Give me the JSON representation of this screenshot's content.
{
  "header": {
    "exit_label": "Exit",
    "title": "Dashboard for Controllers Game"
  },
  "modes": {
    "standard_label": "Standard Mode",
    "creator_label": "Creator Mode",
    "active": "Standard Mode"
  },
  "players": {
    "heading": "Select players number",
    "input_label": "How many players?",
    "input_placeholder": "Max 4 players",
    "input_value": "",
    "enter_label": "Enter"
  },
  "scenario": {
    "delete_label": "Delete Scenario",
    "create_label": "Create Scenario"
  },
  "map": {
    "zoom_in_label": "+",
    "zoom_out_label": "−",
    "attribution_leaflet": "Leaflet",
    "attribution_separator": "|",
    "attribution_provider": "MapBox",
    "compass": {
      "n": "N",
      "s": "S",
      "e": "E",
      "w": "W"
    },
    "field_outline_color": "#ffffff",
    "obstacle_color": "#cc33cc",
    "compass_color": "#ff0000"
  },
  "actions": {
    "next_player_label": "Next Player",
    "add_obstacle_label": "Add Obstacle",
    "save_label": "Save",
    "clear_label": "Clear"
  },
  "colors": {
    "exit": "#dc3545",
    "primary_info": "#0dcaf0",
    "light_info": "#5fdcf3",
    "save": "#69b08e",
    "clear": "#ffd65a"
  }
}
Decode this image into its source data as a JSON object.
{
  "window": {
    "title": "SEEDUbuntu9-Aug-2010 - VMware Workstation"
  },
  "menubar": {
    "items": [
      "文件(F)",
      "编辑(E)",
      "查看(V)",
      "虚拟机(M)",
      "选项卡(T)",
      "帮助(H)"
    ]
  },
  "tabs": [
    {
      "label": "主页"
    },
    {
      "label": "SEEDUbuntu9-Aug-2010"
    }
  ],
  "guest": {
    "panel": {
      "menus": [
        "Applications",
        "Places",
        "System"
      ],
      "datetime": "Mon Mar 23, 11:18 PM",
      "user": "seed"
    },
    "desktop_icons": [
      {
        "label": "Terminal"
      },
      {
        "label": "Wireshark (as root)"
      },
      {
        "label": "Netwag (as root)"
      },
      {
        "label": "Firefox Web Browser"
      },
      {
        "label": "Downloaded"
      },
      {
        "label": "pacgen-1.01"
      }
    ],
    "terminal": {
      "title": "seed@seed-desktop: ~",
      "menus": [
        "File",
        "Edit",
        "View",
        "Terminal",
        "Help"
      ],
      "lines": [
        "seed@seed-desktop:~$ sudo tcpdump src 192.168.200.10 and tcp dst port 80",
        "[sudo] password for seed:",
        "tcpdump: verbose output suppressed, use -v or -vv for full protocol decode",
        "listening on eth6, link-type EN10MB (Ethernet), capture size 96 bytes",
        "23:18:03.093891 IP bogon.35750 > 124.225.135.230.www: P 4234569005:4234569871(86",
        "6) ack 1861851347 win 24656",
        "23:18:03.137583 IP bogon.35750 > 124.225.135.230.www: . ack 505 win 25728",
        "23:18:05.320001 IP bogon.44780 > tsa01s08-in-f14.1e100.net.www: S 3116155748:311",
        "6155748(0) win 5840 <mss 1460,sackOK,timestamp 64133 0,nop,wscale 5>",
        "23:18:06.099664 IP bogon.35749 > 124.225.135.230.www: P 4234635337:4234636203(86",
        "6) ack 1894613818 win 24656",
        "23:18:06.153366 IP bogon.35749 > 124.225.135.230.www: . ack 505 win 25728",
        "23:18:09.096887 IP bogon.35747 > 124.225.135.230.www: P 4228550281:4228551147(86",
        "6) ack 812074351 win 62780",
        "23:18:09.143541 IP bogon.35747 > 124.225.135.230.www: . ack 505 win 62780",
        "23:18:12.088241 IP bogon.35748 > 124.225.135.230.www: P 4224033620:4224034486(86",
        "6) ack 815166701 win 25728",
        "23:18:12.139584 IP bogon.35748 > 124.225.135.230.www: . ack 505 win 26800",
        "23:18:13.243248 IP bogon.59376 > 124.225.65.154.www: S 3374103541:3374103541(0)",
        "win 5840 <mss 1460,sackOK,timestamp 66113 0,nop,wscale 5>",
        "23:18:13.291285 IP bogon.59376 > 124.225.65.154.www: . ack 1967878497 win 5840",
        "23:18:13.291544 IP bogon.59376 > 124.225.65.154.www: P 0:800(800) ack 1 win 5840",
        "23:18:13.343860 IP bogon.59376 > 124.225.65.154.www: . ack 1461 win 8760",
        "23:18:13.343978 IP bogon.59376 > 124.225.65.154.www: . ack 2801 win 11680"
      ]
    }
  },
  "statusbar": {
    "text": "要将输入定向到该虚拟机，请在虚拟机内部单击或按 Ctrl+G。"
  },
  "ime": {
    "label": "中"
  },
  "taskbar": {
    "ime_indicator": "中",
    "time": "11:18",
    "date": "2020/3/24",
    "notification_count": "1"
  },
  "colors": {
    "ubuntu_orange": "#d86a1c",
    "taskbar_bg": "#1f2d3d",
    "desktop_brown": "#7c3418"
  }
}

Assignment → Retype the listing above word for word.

Solution →
Give me the JSON representation of this screenshot's content.
{
  "header": {
    "exit_label": "Exit",
    "title": "Dashboard for Controllers Game"
  },
  "modes": {
    "standard_label": "Standard Mode",
    "creator_label": "Creator Mode",
    "active": "Standard Mode"
  },
  "players": {
    "heading": "Select players number",
    "input_label": "How many players?",
    "input_placeholder": "Max 4 players",
    "input_value": "",
    "enter_label": "Enter"
  },
  "scenario": {
    "delete_label": "Delete Scenario",
    "create_label": "Create Scenario"
  },
  "map": {
    "zoom_in_label": "+",
    "zoom_out_label": "−",
    "attribution_leaflet": "Leaflet",
    "attribution_separator": "|",
    "attribution_provider": "MapBox",
    "compass": {
      "n": "N",
      "s": "S",
      "e": "E",
      "w": "W"
    },
    "field_outline_color": "#ffffff",
    "obstacle_color": "#cc33cc",
    "compass_color": "#ff0000"
  },
  "actions": {
    "next_player_label": "Next Player",
    "add_obstacle_label": "Add Obstacle",
    "save_label": "Save",
    "clear_label": "Clear"
  },
  "colors": {
    "exit": "#dc3545",
    "primary_info": "#0dcaf0",
    "light_info": "#5fdcf3",
    "save": "#69b08e",
    "clear": "#ffd65a"
  }
}
Decode this image into its source data as a JSON object.
{
  "window": {
    "title": "SEEDUbuntu9-Aug-2010 - VMware Workstation"
  },
  "menubar": {
    "items": [
      "文件(F)",
      "编辑(E)",
      "查看(V)",
      "虚拟机(M)",
      "选项卡(T)",
      "帮助(H)"
    ]
  },
  "tabs": [
    {
      "label": "主页"
    },
    {
      "label": "SEEDUbuntu9-Aug-2010"
    }
  ],
  "guest": {
    "panel": {
      "menus": [
        "Applications",
        "Places",
        "System"
      ],
      "datetime": "Mon Mar 23, 11:18 PM",
      "user": "seed"
    },
    "desktop_icons": [
      {
        "label": "Terminal"
      },
      {
        "label": "Wireshark (as root)"
      },
      {
        "label": "Netwag (as root)"
      },
      {
        "label": "Firefox Web Browser"
      },
      {
        "label": "Downloaded"
      },
      {
        "label": "pacgen-1.01"
      }
    ],
    "terminal": {
      "title": "seed@seed-desktop: ~",
      "menus": [
        "File",
        "Edit",
        "View",
        "Terminal",
        "Help"
      ],
      "lines": [
        "seed@seed-desktop:~$ sudo tcpdump src 192.168.200.10 and tcp dst port 80",
        "[sudo] password for seed:",
        "tcpdump: verbose output suppressed, use -v or -vv for full protocol decode",
        "listening on eth6, link-type EN10MB (Ethernet), capture size 96 bytes",
        "23:18:03.093891 IP bogon.35750 > 124.225.135.230.www: P 4234569005:4234569871(86",
        "6) ack 1861851347 win 24656",
        "23:18:03.137583 IP bogon.35750 > 124.225.135.230.www: . ack 505 win 25728",
        "23:18:05.320001 IP bogon.44780 > tsa01s08-in-f14.1e100.net.www: S 3116155748:311",
        "6155748(0) win 5840 <mss 1460,sackOK,timestamp 64133 0,nop,wscale 5>",
        "23:18:06.099664 IP bogon.35749 > 124.225.135.230.www: P 4234635337:4234636203(86",
        "6) ack 1894613818 win 24656",
        "23:18:06.153366 IP bogon.35749 > 124.225.135.230.www: . ack 505 win 25728",
        "23:18:09.096887 IP bogon.35747 > 124.225.135.230.www: P 4228550281:4228551147(86",
        "6) ack 812074351 win 62780",
        "23:18:09.143541 IP bogon.35747 > 124.225.135.230.www: . ack 505 win 62780",
        "23:18:12.088241 IP bogon.35748 > 124.225.135.230.www: P 4224033620:4224034486(86",
        "6) ack 815166701 win 25728",
        "23:18:12.139584 IP bogon.35748 > 124.225.135.230.www: . ack 505 win 26800",
        "23:18:13.243248 IP bogon.59376 > 124.225.65.154.www: S 3374103541:3374103541(0)",
        "win 5840 <mss 1460,sackOK,timestamp 66113 0,nop,wscale 5>",
        "23:18:13.291285 IP bogon.59376 > 124.225.65.154.www: . ack 1967878497 win 5840",
        "23:18:13.291544 IP bogon.59376 > 124.225.65.154.www: P 0:800(800) ack 1 win 5840",
        "23:18:13.343860 IP bogon.59376 > 124.225.65.154.www: . ack 1461 win 8760",
        "23:18:13.343978 IP bogon.59376 > 124.225.65.154.www: . ack 2801 win 11680"
      ]
    }
  },
  "statusbar": {
    "text": "要将输入定向到该虚拟机，请在虚拟机内部单击或按 Ctrl+G。"
  },
  "ime": {
    "label": "中"
  },
  "taskbar": {
    "ime_indicator": "中",
    "time": "11:18",
    "date": "2020/3/24",
    "notification_count": "1"
  },
  "colors": {
    "ubuntu_orange": "#d86a1c",
    "taskbar_bg": "#1f2d3d",
    "desktop_brown": "#7c3418"
  }
}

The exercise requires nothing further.